··· Information given ···

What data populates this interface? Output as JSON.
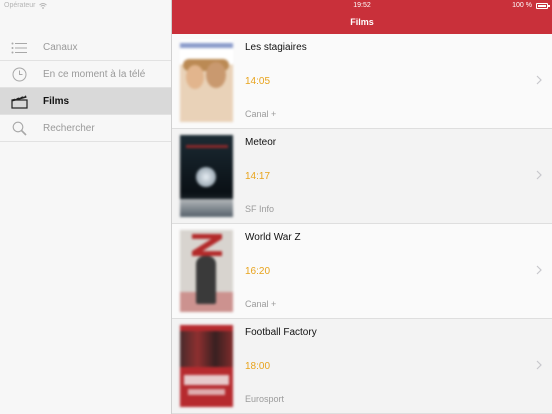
{
  "status": {
    "carrier": "Opérateur",
    "time": "19:52",
    "battery": "100 %"
  },
  "header": {
    "title": "Films"
  },
  "sidebar": {
    "items": [
      {
        "label": "Canaux",
        "icon": "list-icon",
        "active": false
      },
      {
        "label": "En ce moment à la télé",
        "icon": "clock-icon",
        "active": false
      },
      {
        "label": "Films",
        "icon": "clapperboard-icon",
        "active": true
      },
      {
        "label": "Rechercher",
        "icon": "search-icon",
        "active": false
      }
    ]
  },
  "films": [
    {
      "title": "Les stagiaires",
      "time": "14:05",
      "channel": "Canal +"
    },
    {
      "title": "Meteor",
      "time": "14:17",
      "channel": "SF Info"
    },
    {
      "title": "World War Z",
      "time": "16:20",
      "channel": "Canal +"
    },
    {
      "title": "Football Factory",
      "time": "18:00",
      "channel": "Eurosport"
    }
  ],
  "colors": {
    "accent": "#c9303a",
    "time": "#e8a31c",
    "channel": "#9b9b9b"
  }
}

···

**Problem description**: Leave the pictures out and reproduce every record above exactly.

**Solution for this task**:
What data populates this interface? Output as JSON.
{
  "status": {
    "carrier": "Opérateur",
    "time": "19:52",
    "battery": "100 %"
  },
  "header": {
    "title": "Films"
  },
  "sidebar": {
    "items": [
      {
        "label": "Canaux",
        "icon": "list-icon",
        "active": false
      },
      {
        "label": "En ce moment à la télé",
        "icon": "clock-icon",
        "active": false
      },
      {
        "label": "Films",
        "icon": "clapperboard-icon",
        "active": true
      },
      {
        "label": "Rechercher",
        "icon": "search-icon",
        "active": false
      }
    ]
  },
  "films": [
    {
      "title": "Les stagiaires",
      "time": "14:05",
      "channel": "Canal +"
    },
    {
      "title": "Meteor",
      "time": "14:17",
      "channel": "SF Info"
    },
    {
      "title": "World War Z",
      "time": "16:20",
      "channel": "Canal +"
    },
    {
      "title": "Football Factory",
      "time": "18:00",
      "channel": "Eurosport"
    }
  ],
  "colors": {
    "accent": "#c9303a",
    "time": "#e8a31c",
    "channel": "#9b9b9b"
  }
}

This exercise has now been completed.